> [Assigned task]
What lines in the data below mention the string "назад"? Copy them out.

> [Data listing]

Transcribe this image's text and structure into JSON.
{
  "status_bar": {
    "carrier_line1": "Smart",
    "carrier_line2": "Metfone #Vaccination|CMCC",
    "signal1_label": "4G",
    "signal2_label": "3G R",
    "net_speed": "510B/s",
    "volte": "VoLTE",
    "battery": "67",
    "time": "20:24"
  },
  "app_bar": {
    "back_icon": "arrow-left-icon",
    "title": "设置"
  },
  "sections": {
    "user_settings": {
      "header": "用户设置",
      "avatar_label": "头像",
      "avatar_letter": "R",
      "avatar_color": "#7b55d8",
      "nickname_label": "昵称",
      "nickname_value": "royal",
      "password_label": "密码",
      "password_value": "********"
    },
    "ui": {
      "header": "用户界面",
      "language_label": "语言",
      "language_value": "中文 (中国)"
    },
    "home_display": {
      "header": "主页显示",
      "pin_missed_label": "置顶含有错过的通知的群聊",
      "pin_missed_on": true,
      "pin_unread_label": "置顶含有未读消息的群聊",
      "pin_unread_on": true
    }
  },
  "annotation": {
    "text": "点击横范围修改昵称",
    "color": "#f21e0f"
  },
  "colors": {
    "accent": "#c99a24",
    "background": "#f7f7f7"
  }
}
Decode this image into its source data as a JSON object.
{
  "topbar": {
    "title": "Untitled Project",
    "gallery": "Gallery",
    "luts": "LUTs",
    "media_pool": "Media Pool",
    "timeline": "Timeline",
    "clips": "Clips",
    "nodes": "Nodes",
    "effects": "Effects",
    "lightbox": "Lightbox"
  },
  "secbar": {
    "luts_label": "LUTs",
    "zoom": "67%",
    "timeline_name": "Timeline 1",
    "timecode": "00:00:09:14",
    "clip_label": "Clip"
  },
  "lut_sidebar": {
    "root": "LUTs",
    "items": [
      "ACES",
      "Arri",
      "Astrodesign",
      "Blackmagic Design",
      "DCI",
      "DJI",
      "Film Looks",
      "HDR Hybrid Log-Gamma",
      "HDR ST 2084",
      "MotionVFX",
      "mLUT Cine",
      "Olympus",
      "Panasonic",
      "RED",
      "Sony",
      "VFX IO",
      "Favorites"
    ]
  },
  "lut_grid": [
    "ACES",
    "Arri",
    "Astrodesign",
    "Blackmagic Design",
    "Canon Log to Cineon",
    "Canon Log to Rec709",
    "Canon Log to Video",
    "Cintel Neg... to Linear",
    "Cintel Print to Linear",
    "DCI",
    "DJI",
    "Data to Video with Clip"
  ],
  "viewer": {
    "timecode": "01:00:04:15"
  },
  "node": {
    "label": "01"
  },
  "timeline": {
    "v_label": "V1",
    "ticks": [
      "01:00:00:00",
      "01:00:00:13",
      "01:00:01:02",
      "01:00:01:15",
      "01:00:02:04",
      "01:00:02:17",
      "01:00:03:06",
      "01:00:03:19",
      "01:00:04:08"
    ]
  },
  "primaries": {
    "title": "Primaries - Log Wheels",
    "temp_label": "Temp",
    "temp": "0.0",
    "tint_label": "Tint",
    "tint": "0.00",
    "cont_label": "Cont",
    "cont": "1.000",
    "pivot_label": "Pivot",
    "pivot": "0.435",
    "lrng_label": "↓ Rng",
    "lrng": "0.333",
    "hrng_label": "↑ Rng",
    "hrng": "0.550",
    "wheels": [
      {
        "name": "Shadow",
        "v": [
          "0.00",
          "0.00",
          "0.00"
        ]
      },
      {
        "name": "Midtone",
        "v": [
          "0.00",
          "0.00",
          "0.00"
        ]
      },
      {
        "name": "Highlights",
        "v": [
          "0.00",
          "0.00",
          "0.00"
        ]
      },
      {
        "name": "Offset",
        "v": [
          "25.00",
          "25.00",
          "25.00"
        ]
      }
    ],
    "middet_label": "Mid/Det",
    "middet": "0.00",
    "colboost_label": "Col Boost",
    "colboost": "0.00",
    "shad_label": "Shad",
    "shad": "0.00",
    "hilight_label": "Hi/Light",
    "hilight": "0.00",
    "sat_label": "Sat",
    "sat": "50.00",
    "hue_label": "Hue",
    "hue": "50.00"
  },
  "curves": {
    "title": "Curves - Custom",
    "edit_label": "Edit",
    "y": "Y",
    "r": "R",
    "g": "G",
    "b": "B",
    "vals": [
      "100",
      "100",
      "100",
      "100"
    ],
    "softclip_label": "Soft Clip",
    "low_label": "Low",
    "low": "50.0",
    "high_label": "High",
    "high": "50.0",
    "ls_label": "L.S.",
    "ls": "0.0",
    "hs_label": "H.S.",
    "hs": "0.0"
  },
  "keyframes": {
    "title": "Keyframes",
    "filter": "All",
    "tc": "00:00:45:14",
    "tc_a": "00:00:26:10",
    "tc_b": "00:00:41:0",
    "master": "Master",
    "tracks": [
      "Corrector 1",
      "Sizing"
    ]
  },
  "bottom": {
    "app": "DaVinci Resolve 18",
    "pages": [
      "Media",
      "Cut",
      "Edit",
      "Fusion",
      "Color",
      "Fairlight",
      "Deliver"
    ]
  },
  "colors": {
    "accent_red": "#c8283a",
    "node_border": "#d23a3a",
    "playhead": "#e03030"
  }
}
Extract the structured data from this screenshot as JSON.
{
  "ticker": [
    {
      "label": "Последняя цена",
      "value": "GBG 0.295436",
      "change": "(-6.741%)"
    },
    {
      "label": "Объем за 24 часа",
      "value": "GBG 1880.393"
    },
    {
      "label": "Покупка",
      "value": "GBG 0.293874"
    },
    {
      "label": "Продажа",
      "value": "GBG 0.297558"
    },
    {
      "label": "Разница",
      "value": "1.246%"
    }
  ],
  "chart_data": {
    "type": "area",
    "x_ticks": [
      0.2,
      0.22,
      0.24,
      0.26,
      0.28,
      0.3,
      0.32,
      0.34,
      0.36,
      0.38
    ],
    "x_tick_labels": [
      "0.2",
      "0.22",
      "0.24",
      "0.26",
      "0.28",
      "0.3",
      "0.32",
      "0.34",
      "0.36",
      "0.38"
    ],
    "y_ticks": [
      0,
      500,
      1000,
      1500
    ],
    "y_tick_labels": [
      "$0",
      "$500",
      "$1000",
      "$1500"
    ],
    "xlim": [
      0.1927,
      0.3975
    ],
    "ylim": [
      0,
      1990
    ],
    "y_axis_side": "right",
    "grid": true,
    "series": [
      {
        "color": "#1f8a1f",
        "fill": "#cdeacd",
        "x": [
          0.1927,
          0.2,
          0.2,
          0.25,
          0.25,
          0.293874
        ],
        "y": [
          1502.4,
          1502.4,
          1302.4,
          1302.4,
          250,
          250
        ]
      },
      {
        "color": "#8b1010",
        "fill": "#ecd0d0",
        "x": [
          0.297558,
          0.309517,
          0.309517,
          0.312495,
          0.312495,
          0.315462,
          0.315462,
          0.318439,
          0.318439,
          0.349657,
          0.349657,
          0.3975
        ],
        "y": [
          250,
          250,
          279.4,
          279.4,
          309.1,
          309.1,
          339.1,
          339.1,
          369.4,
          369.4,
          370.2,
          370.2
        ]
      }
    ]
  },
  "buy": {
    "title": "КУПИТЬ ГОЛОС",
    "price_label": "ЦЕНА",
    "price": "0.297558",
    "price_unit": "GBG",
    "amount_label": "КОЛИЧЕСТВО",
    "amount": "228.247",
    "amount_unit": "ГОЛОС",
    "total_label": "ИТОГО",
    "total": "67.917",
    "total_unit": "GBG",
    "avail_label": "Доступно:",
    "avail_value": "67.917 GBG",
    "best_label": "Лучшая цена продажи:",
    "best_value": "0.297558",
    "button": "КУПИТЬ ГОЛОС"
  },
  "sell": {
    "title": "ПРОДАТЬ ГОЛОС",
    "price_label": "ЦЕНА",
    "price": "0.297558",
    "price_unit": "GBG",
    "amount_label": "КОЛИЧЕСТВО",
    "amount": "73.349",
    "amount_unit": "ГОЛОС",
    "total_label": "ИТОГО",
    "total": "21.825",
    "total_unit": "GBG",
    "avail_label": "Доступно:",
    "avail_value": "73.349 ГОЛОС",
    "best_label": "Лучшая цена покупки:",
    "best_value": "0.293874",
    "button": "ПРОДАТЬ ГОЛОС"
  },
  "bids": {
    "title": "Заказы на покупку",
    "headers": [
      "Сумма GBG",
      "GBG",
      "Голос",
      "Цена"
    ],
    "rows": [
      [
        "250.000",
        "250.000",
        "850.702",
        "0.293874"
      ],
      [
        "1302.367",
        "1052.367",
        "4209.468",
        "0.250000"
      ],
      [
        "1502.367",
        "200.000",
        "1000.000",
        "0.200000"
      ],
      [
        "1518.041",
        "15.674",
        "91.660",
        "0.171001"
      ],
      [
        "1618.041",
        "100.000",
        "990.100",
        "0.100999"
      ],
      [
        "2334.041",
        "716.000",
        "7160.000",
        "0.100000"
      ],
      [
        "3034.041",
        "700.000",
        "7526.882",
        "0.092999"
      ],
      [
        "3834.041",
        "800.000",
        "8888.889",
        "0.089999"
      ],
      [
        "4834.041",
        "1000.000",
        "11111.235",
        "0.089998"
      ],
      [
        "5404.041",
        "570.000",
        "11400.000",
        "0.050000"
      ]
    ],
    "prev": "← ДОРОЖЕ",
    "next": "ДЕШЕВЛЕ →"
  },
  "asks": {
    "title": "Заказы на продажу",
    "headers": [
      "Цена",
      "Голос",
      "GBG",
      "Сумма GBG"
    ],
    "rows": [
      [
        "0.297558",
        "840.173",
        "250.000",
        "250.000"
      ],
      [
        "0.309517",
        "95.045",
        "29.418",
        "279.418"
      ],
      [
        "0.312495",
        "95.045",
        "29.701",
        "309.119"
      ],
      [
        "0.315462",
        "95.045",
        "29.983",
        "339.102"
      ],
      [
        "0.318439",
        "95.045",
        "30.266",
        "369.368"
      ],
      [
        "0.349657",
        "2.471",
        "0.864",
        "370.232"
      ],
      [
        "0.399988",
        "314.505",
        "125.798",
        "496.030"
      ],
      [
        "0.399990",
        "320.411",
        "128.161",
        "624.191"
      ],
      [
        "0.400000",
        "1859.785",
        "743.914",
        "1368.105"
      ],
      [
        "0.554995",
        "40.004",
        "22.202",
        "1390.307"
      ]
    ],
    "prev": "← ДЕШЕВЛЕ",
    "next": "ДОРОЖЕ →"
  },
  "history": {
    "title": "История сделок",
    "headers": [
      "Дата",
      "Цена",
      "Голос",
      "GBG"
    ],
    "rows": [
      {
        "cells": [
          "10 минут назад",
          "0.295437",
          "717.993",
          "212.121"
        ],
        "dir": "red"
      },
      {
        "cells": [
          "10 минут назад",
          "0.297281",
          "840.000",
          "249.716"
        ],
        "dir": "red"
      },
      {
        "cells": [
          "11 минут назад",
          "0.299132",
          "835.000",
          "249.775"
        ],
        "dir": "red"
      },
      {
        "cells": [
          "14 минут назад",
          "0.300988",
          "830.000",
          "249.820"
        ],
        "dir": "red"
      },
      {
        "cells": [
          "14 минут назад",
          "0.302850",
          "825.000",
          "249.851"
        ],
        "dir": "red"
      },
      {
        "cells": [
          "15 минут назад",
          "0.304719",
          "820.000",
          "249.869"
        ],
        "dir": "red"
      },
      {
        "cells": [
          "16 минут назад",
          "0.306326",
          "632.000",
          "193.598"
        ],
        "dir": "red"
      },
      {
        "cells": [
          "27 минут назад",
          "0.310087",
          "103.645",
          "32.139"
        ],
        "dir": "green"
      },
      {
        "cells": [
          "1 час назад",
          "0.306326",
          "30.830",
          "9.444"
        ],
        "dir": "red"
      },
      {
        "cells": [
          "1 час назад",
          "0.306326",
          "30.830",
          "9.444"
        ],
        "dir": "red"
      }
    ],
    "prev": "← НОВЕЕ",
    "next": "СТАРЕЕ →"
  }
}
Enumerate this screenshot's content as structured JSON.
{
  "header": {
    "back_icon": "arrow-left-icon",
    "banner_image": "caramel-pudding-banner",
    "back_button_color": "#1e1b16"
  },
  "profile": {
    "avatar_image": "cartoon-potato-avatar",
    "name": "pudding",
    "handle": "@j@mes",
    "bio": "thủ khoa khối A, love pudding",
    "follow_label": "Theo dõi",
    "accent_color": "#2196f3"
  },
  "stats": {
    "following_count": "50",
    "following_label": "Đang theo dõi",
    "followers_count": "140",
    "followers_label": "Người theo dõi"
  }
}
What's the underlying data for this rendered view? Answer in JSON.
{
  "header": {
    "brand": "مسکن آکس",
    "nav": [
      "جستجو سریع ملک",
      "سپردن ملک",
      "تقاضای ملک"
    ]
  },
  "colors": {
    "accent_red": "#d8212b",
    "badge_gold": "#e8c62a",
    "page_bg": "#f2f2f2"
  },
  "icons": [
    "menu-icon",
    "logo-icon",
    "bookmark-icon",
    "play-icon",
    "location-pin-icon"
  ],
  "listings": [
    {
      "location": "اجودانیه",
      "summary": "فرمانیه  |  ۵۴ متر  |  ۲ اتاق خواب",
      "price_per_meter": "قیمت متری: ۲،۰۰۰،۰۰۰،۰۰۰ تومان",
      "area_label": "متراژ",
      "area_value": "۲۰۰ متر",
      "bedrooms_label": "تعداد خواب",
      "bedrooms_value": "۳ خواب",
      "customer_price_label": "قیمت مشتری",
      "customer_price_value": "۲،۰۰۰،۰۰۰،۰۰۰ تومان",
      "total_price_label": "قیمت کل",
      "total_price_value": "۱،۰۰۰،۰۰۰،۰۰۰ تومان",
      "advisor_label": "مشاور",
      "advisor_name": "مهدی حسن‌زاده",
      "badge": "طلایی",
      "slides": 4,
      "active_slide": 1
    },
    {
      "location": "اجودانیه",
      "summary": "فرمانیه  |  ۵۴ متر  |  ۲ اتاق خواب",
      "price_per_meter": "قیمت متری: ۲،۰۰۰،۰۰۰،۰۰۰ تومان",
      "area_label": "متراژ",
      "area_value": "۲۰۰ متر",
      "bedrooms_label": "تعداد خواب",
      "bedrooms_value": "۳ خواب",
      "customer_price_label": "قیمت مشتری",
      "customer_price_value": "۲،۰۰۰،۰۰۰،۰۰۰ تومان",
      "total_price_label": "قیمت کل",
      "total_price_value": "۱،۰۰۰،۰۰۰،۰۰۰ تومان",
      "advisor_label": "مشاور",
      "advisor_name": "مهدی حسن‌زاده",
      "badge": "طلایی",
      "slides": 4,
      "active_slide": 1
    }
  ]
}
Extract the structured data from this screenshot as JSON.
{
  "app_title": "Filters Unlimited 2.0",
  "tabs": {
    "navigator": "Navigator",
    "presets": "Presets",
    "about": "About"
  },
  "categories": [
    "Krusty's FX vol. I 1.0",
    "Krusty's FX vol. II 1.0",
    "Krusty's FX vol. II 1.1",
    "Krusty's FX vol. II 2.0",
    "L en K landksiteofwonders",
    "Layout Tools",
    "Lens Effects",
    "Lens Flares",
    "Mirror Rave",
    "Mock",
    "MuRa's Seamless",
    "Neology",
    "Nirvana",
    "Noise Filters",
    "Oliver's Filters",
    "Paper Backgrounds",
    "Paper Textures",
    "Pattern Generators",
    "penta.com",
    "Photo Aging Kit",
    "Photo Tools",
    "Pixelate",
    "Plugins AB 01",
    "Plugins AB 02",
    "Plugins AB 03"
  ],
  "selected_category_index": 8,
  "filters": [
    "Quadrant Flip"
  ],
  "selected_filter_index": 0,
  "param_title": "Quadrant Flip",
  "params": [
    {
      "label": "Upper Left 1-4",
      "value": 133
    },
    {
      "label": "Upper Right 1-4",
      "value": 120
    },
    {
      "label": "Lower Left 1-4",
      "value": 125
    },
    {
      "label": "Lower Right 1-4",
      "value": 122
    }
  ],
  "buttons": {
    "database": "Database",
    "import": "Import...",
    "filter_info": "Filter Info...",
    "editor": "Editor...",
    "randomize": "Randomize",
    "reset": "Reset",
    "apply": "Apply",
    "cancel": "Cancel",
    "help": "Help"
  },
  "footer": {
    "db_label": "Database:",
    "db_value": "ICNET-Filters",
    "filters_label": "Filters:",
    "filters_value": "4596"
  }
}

> [Exercise response]
          "10 минут назад",
          "10 минут назад",
          "11 минут назад",
          "14 минут назад",
          "14 минут назад",
          "15 минут назад",
          "16 минут назад",
          "27 минут назад",
          "1 час назад",
          "1 час назад",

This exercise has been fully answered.